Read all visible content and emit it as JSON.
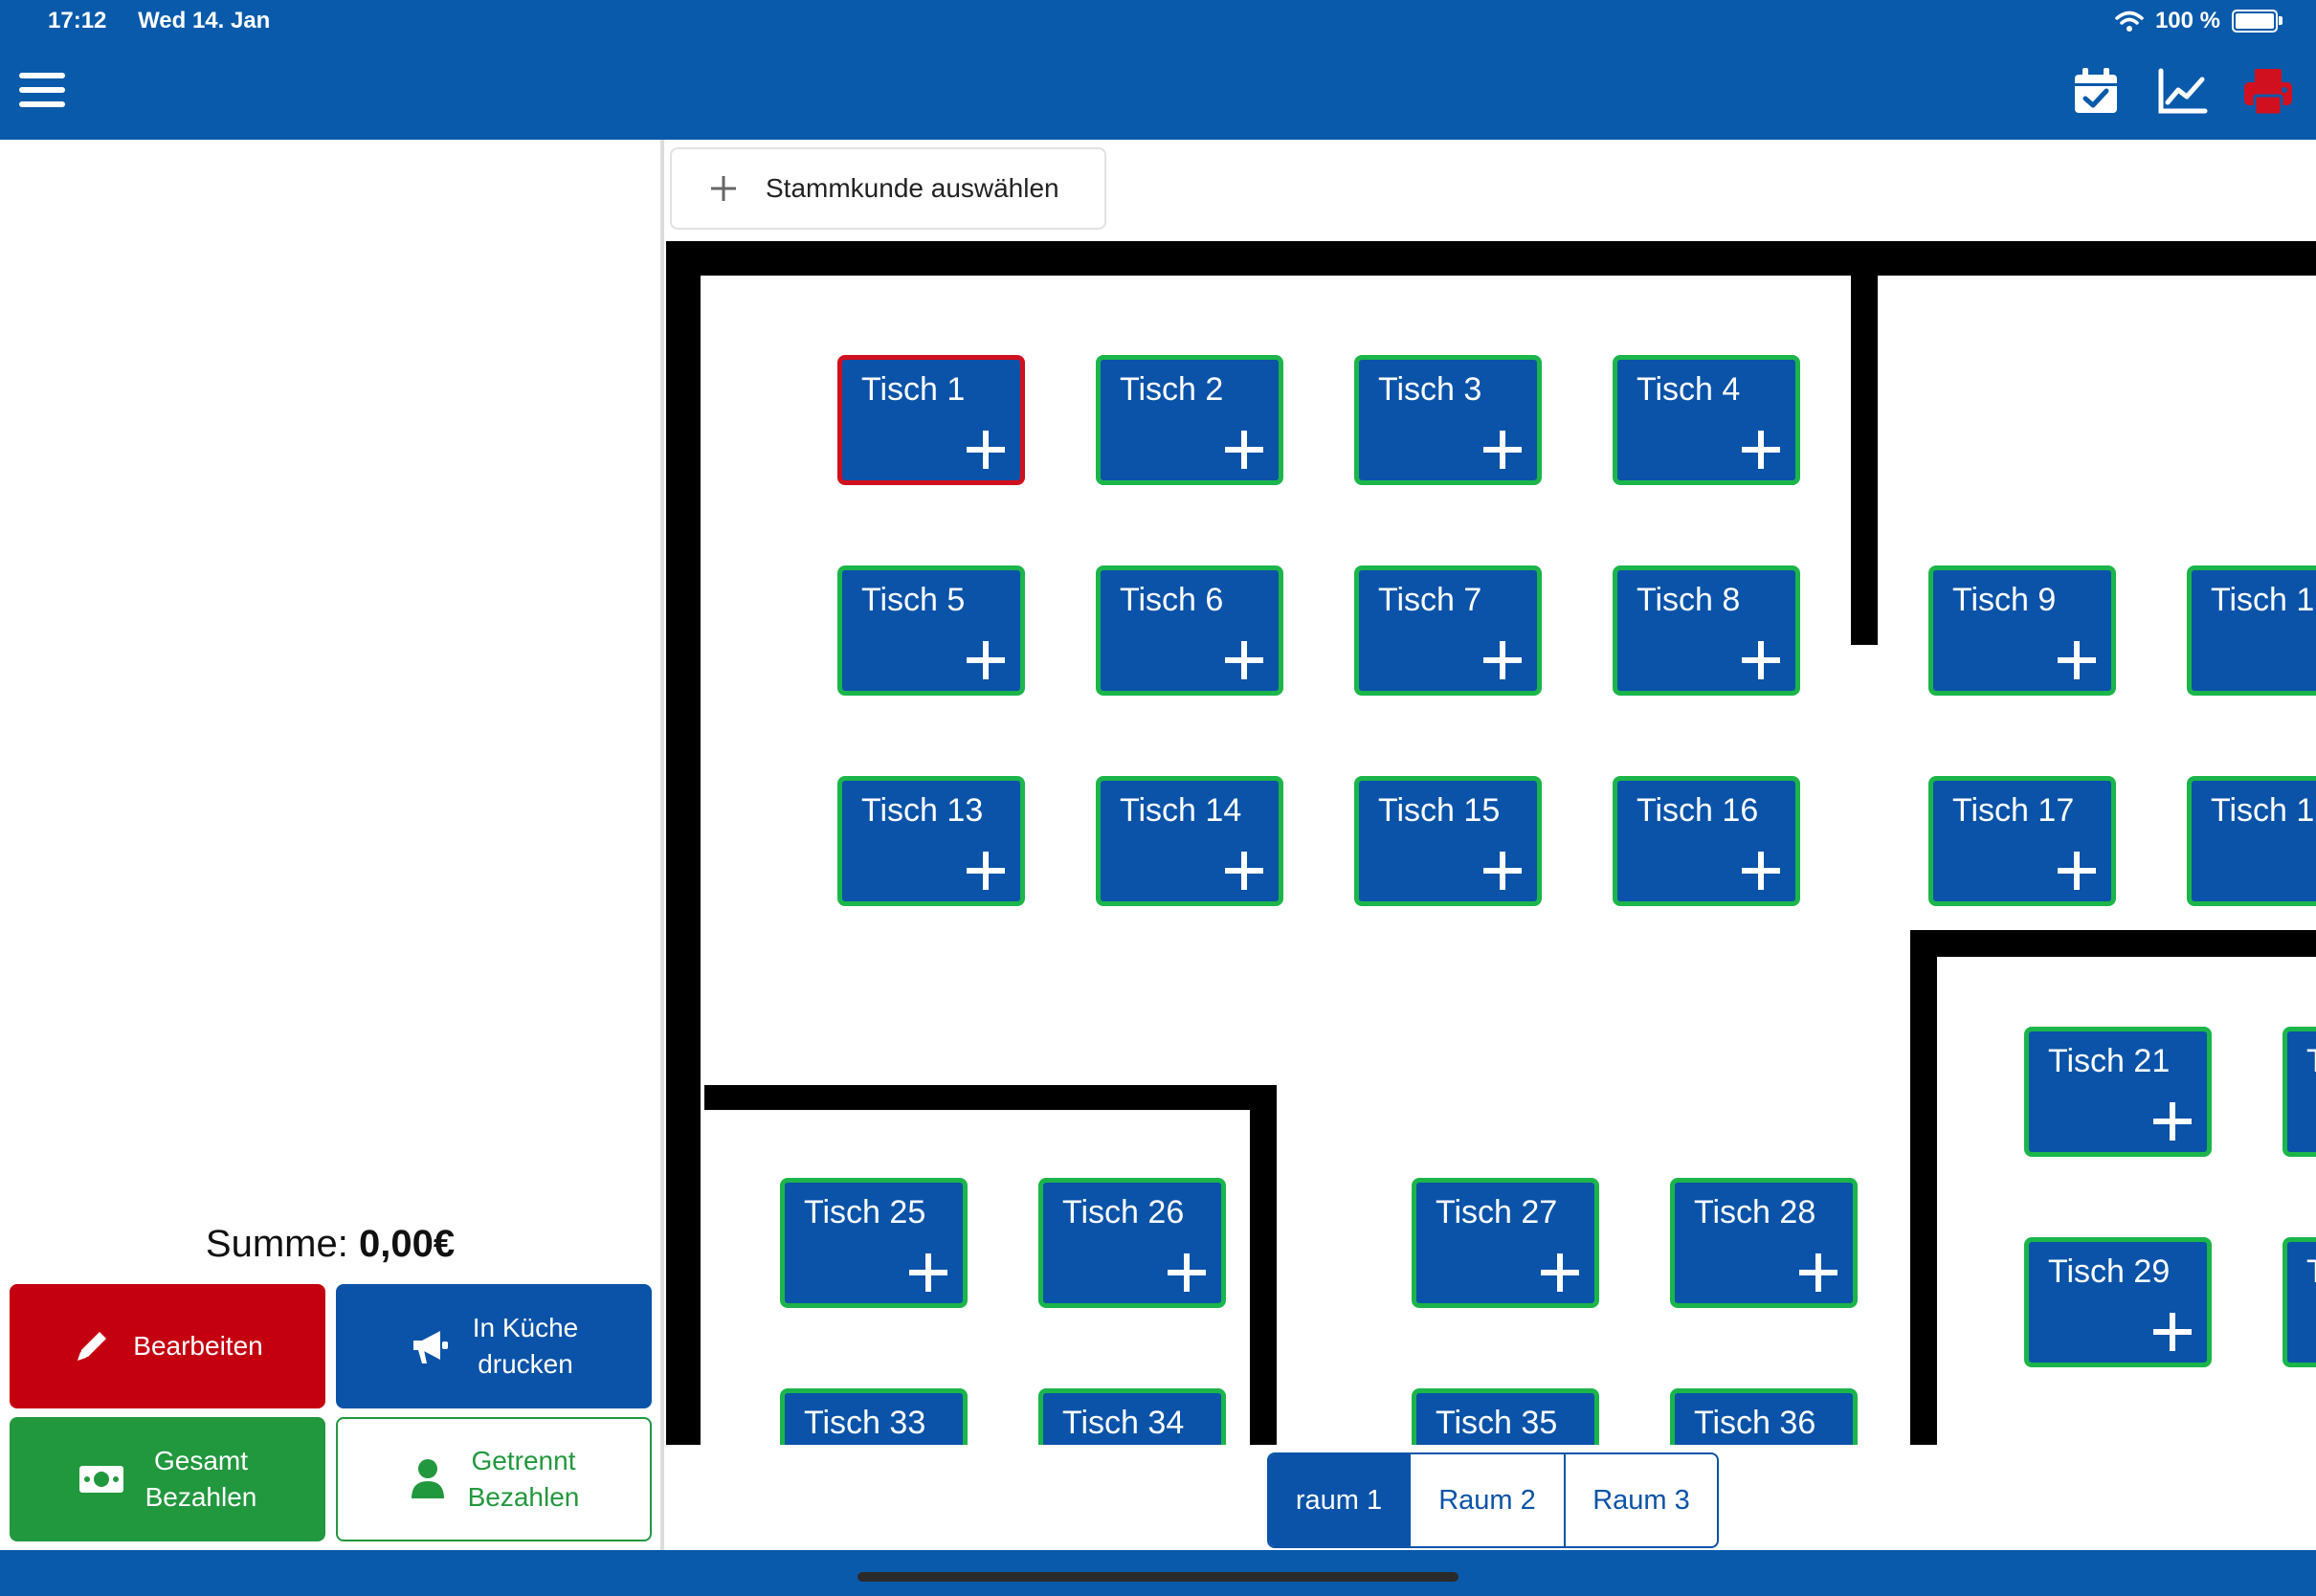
{
  "status_bar": {
    "time": "17:12",
    "date": "Wed 14. Jan",
    "battery": "100 %"
  },
  "colors": {
    "primary": "#0a5aab",
    "table_bg": "#0a53a8",
    "table_border_free": "#1bb54a",
    "table_border_selected": "#d0101e",
    "danger": "#c40010",
    "success": "#22983e"
  },
  "header": {
    "icons": [
      "menu-icon",
      "calendar-check-icon",
      "chart-line-icon",
      "printer-icon"
    ]
  },
  "customer": {
    "label": "Stammkunde auswählen"
  },
  "summary": {
    "label": "Summe:",
    "value": "0,00€"
  },
  "actions": {
    "edit": "Bearbeiten",
    "kitchen_line1": "In Küche",
    "kitchen_line2": "drucken",
    "pay_all_line1": "Gesamt",
    "pay_all_line2": "Bezahlen",
    "pay_split_line1": "Getrennt",
    "pay_split_line2": "Bezahlen"
  },
  "tables": [
    "Tisch 1",
    "Tisch 2",
    "Tisch 3",
    "Tisch 4",
    "Tisch 5",
    "Tisch 6",
    "Tisch 7",
    "Tisch 8",
    "Tisch 9",
    "Tisch 1",
    "Tisch 13",
    "Tisch 14",
    "Tisch 15",
    "Tisch 16",
    "Tisch 17",
    "Tisch 1",
    "Tisch 21",
    "T",
    "Tisch 29",
    "T",
    "Tisch 25",
    "Tisch 26",
    "Tisch 27",
    "Tisch 28",
    "Tisch 33",
    "Tisch 34",
    "Tisch 35",
    "Tisch 36"
  ],
  "selected_table": "Tisch 1",
  "rooms": [
    "raum 1",
    "Raum 2",
    "Raum 3"
  ],
  "active_room": "raum 1"
}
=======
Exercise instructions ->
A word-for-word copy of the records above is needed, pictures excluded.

Answer space ->
Read all visible content and emit it as JSON.
{
  "status_bar": {
    "time": "17:12",
    "date": "Wed 14. Jan",
    "battery": "100 %"
  },
  "colors": {
    "primary": "#0a5aab",
    "table_bg": "#0a53a8",
    "table_border_free": "#1bb54a",
    "table_border_selected": "#d0101e",
    "danger": "#c40010",
    "success": "#22983e"
  },
  "header": {
    "icons": [
      "menu-icon",
      "calendar-check-icon",
      "chart-line-icon",
      "printer-icon"
    ]
  },
  "customer": {
    "label": "Stammkunde auswählen"
  },
  "summary": {
    "label": "Summe:",
    "value": "0,00€"
  },
  "actions": {
    "edit": "Bearbeiten",
    "kitchen_line1": "In Küche",
    "kitchen_line2": "drucken",
    "pay_all_line1": "Gesamt",
    "pay_all_line2": "Bezahlen",
    "pay_split_line1": "Getrennt",
    "pay_split_line2": "Bezahlen"
  },
  "tables": [
    "Tisch 1",
    "Tisch 2",
    "Tisch 3",
    "Tisch 4",
    "Tisch 5",
    "Tisch 6",
    "Tisch 7",
    "Tisch 8",
    "Tisch 9",
    "Tisch 1",
    "Tisch 13",
    "Tisch 14",
    "Tisch 15",
    "Tisch 16",
    "Tisch 17",
    "Tisch 1",
    "Tisch 21",
    "T",
    "Tisch 29",
    "T",
    "Tisch 25",
    "Tisch 26",
    "Tisch 27",
    "Tisch 28",
    "Tisch 33",
    "Tisch 34",
    "Tisch 35",
    "Tisch 36"
  ],
  "selected_table": "Tisch 1",
  "rooms": [
    "raum 1",
    "Raum 2",
    "Raum 3"
  ],
  "active_room": "raum 1"
}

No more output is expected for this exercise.